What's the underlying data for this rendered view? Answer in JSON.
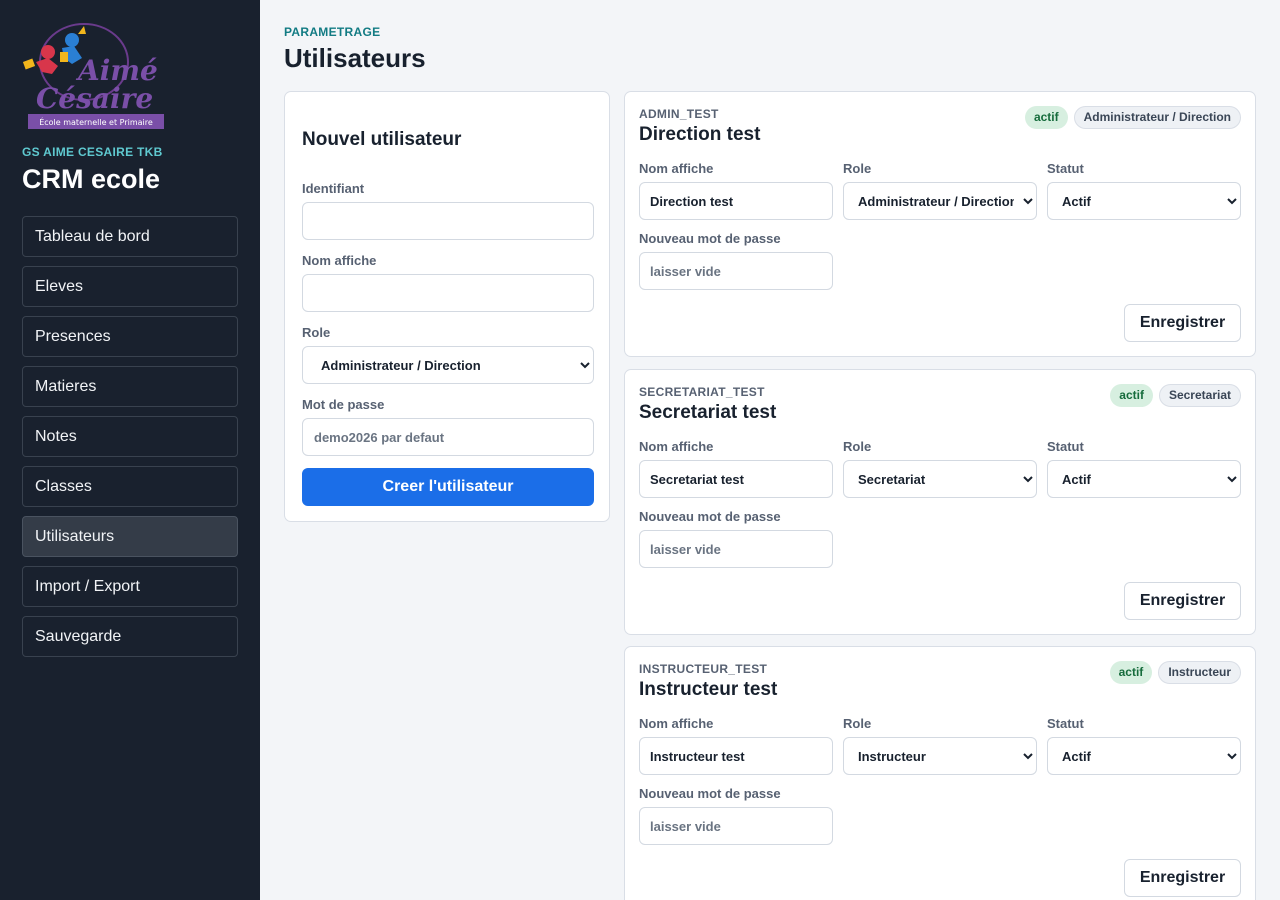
{
  "sidebar": {
    "logo": {
      "line1": "Aimé",
      "line2": "Césaire",
      "tagline": "École maternelle et Primaire"
    },
    "school_code": "GS AIME CESAIRE TKB",
    "app_name": "CRM ecole",
    "items": [
      {
        "label": "Tableau de bord"
      },
      {
        "label": "Eleves"
      },
      {
        "label": "Presences"
      },
      {
        "label": "Matieres"
      },
      {
        "label": "Notes"
      },
      {
        "label": "Classes"
      },
      {
        "label": "Utilisateurs",
        "active": true
      },
      {
        "label": "Import / Export"
      },
      {
        "label": "Sauvegarde"
      }
    ]
  },
  "header": {
    "eyebrow": "PARAMETRAGE",
    "title": "Utilisateurs"
  },
  "new_user": {
    "title": "Nouvel utilisateur",
    "identifiant_label": "Identifiant",
    "identifiant_value": "",
    "nom_label": "Nom affiche",
    "nom_value": "",
    "role_label": "Role",
    "role_value": "Administrateur / Direction",
    "password_label": "Mot de passe",
    "password_placeholder": "demo2026 par defaut",
    "submit_label": "Creer l'utilisateur"
  },
  "field_labels": {
    "nom": "Nom affiche",
    "role": "Role",
    "statut": "Statut",
    "password": "Nouveau mot de passe",
    "password_placeholder": "laisser vide",
    "save": "Enregistrer"
  },
  "users": [
    {
      "login": "ADMIN_TEST",
      "name": "Direction test",
      "status_badge": "actif",
      "role_badge": "Administrateur / Direction",
      "nom_value": "Direction test",
      "role_value": "Administrateur / Direction",
      "statut_value": "Actif"
    },
    {
      "login": "SECRETARIAT_TEST",
      "name": "Secretariat test",
      "status_badge": "actif",
      "role_badge": "Secretariat",
      "nom_value": "Secretariat test",
      "role_value": "Secretariat",
      "statut_value": "Actif"
    },
    {
      "login": "INSTRUCTEUR_TEST",
      "name": "Instructeur test",
      "status_badge": "actif",
      "role_badge": "Instructeur",
      "nom_value": "Instructeur test",
      "role_value": "Instructeur",
      "statut_value": "Actif"
    }
  ]
}
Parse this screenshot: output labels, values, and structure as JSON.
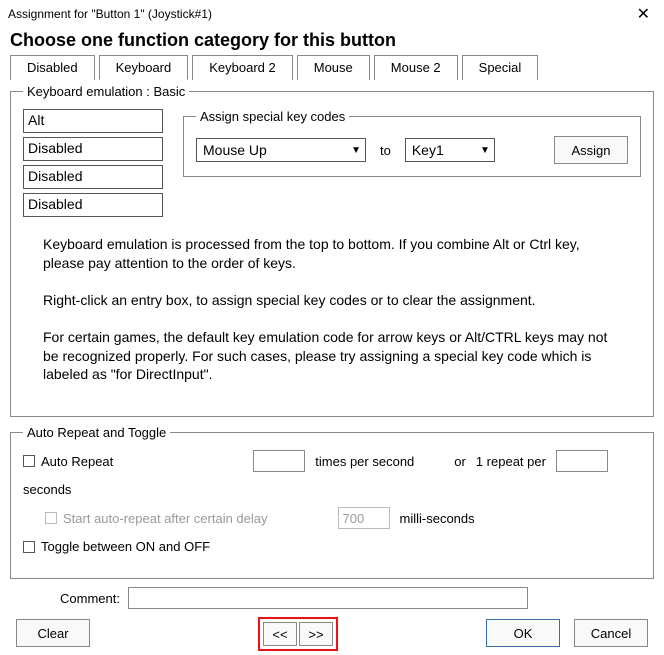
{
  "title": "Assignment for \"Button 1\" (Joystick#1)",
  "heading": "Choose one function category for this button",
  "tabs": [
    "Disabled",
    "Keyboard",
    "Keyboard 2",
    "Mouse",
    "Mouse 2",
    "Special"
  ],
  "activeTabIndex": 1,
  "keyboardPanel": {
    "legend": "Keyboard emulation : Basic",
    "slots": [
      "Alt",
      "Disabled",
      "Disabled",
      "Disabled"
    ],
    "assign": {
      "legend": "Assign special key codes",
      "source": "Mouse Up",
      "toLabel": "to",
      "target": "Key1",
      "button": "Assign"
    },
    "notes": [
      "Keyboard emulation is processed from the top to bottom.  If you combine Alt or Ctrl key, please pay attention to the order of keys.",
      "Right-click an entry box, to assign special key codes or to clear the assignment.",
      "For certain games, the default key emulation code for arrow keys or Alt/CTRL keys may not be recognized properly.  For such cases, please try assigning a special key code which is labeled as \"for DirectInput\"."
    ]
  },
  "autoRepeat": {
    "legend": "Auto Repeat and Toggle",
    "autoRepeatLabel": "Auto Repeat",
    "timesValue": "",
    "timesLabel": "times per second",
    "orLabel": "or",
    "repeatPerLabel": "1 repeat per",
    "secondsValue": "",
    "secondsLabel": "seconds",
    "startDelayLabel": "Start auto-repeat after certain delay",
    "delayValue": "700",
    "delayUnit": "milli-seconds",
    "toggleLabel": "Toggle between ON and OFF"
  },
  "commentLabel": "Comment:",
  "commentValue": "",
  "buttons": {
    "clear": "Clear",
    "prev": "<<",
    "next": ">>",
    "ok": "OK",
    "cancel": "Cancel"
  }
}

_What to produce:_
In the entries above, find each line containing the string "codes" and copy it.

_Problem solution:_
      "legend": "Assign special key codes",
      "Right-click an entry box, to assign special key codes or to clear the assignment.",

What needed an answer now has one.